The hard top isn't standard on either spec but we would go for it, both for the flexibility it adds to the top deck and for resale value, given that most buyers will be looking for it. We would avoid the smallest engine option.
It is not a cheap option but the Seakeeper gyro stabiliser is worth considering. That cockpit is fantastic but the shine will be taken off if the boat is bobbing like a cork at anchor.
In a highly competitive sector the Galeon 500 Fly has a true USP. The transforming cockpit is far more than some boat show gimmick or quayside theatre, it genuinely improves life on board and provides a significant increase in usable living space. Underneath all of this innovation, however, there is a really solid cruising machine; Galeon and Tony Castro’s design team haven’t lost sight of how the 500 needs to function as a boat. It’s well built, safe and bristling with smart and practical touches.
It’s a shame that the IPS option is so expensive but around the marina and at sea the 500 Fly is well mannered, predictable and easy to control. It’s also quite a lot more fun to drive than you might expect.
It isn’t the prettiest boat in its class, or the biggest, but it’s an accomplished all-rounder with an ace up its sleeve.
Reasons to Buy
- Outstanding functionality
- High quality interior
- Engaging handling
- A lot of boat for the money
Things to Consider
- Upper helm ergonomics
- IPS option is prohibitively expensive
- Third cabin has bunks
Rivals to Consider
The 16m flybridge sector is one of the most competitive in the market with most of the leading brands offering a decent contender at this size. Few rivals offer the innovation of the Galeon but the Polish boat faces stiff competition from a variety of established shipyards.
First launched in 2015, the Sealine F530 boasts an impressively voluminous interior.

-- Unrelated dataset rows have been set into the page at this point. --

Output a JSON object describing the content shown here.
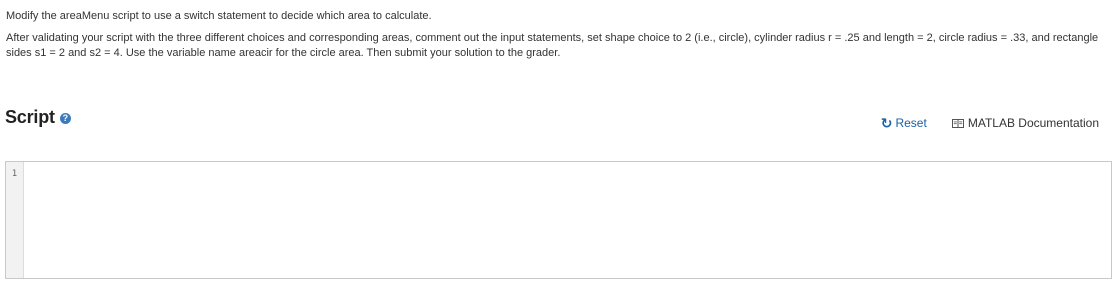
{
  "instructions": {
    "paragraph1": "Modify the areaMenu script to use a switch statement to decide which area to calculate.",
    "paragraph2": "After validating your script with the three different choices and corresponding areas, comment out the input statements, set shape choice to 2 (i.e., circle), cylinder radius r = .25 and length = 2, circle radius = .33, and rectangle sides s1 = 2 and s2 = 4.  Use the variable name areacir for the circle area.  Then submit your solution to the grader."
  },
  "script_panel": {
    "title": "Script",
    "help_icon": "question-circle-icon"
  },
  "toolbar": {
    "reset_label": "Reset",
    "reset_icon": "refresh-icon",
    "doc_label": "MATLAB Documentation",
    "doc_icon": "book-icon"
  },
  "editor": {
    "line_numbers": [
      "1"
    ],
    "code": ""
  },
  "colors": {
    "link_blue": "#1a5fa8",
    "help_icon_blue": "#3d7ab8"
  }
}
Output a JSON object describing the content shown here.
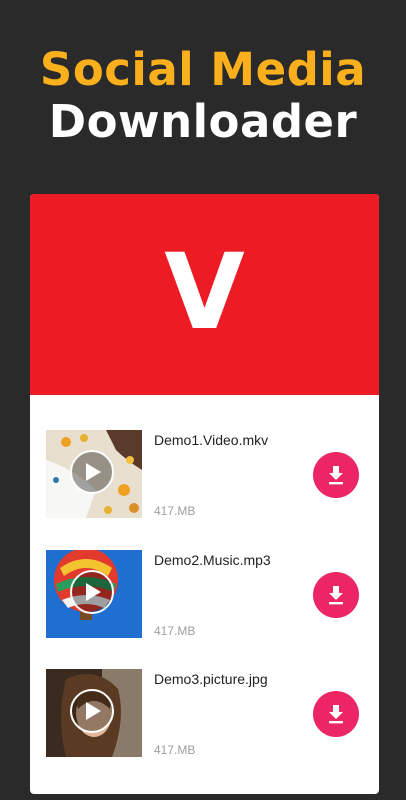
{
  "headline": {
    "line1": "Social Media",
    "line2": "Downloader"
  },
  "banner": {
    "logo": "V"
  },
  "files": [
    {
      "name": "Demo1.Video.mkv",
      "size": "417.MB",
      "thumb": "food-flatlay"
    },
    {
      "name": "Demo2.Music.mp3",
      "size": "417.MB",
      "thumb": "hot-air-balloon"
    },
    {
      "name": "Demo3.picture.jpg",
      "size": "417.MB",
      "thumb": "portrait-woman"
    }
  ],
  "colors": {
    "background": "#2a2a2a",
    "accent": "#f9b01c",
    "banner": "#ed1c24",
    "download": "#ec2564"
  }
}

Though it may not possess the Transformer-like tricky of the Galeon’s main deck it has more options when it comes to the layout of the lower deck with choice of a twin or double third cabin and a storage room or single crew cabin at the stern. The two engine options are both IPS (either IPS700 or 800) for a top speed with the latter of 30 knots.
The Prestige 520 is a handsome machine with clean lines and a sleek profile. Like the Sealine it is only available with IPS and, though smooth and refined, can’t quite compete with the performance of the shaft drive Galeon. There are three cabins on the lower deck; two doubles and a twin with separate access to the master ensuite directly from the saloon. As with the Galeon, a tender garage is an option but you sacrifice the crew cabin.
The Princess F50 is smaller than the Galeon but it sets the benchmark for fit and finish on a boat of this size. Its on water dynamics are also very polished with near 35-knot performance from twin 600hp Volvo Penta IPS800s and a smooth-riding Olesinski planing hull. You do feel the boat’s smaller dimensions within the interior where the third cabin has bunks instead of twin berths and there is no crew cabin option but this is a classy operator with strong residuals.
The Absolute 47 Fly may be shorter than the 500 Fly but its ever so slightly wider beam says a lot about where the focus is for the Italian boat. The interior feels ridiculously spacious for a boat of these dimensions and the offset berth in the forward master makes the most of the available space. There isn’t a crew cabin but the 47 makes up for this with probably the most comfortable cabin spaces of all the boats mentioned here. Absolute builds its boats to cruise in the low 20s, so performance is a little down on the others, but it’s a capable machine out on the water.
Specifications & Performance
Galeon 500 Fly version 2019. *Data collected by Yacht Buyer during testing.
Test Engines Twin Volvo Penta D11-670
- Liters Per Hour
- Liters Per Mile
- Range (nm)
Yacht Load: 0 Litres of water 50 Litres of fuel 4 members of crew air temperature of 25 °C
Sea Conditions: F1 and calm. Figures are taken from onboard readings, yours may vary depending on load and sea conditions. The range figures include 20% in reserve.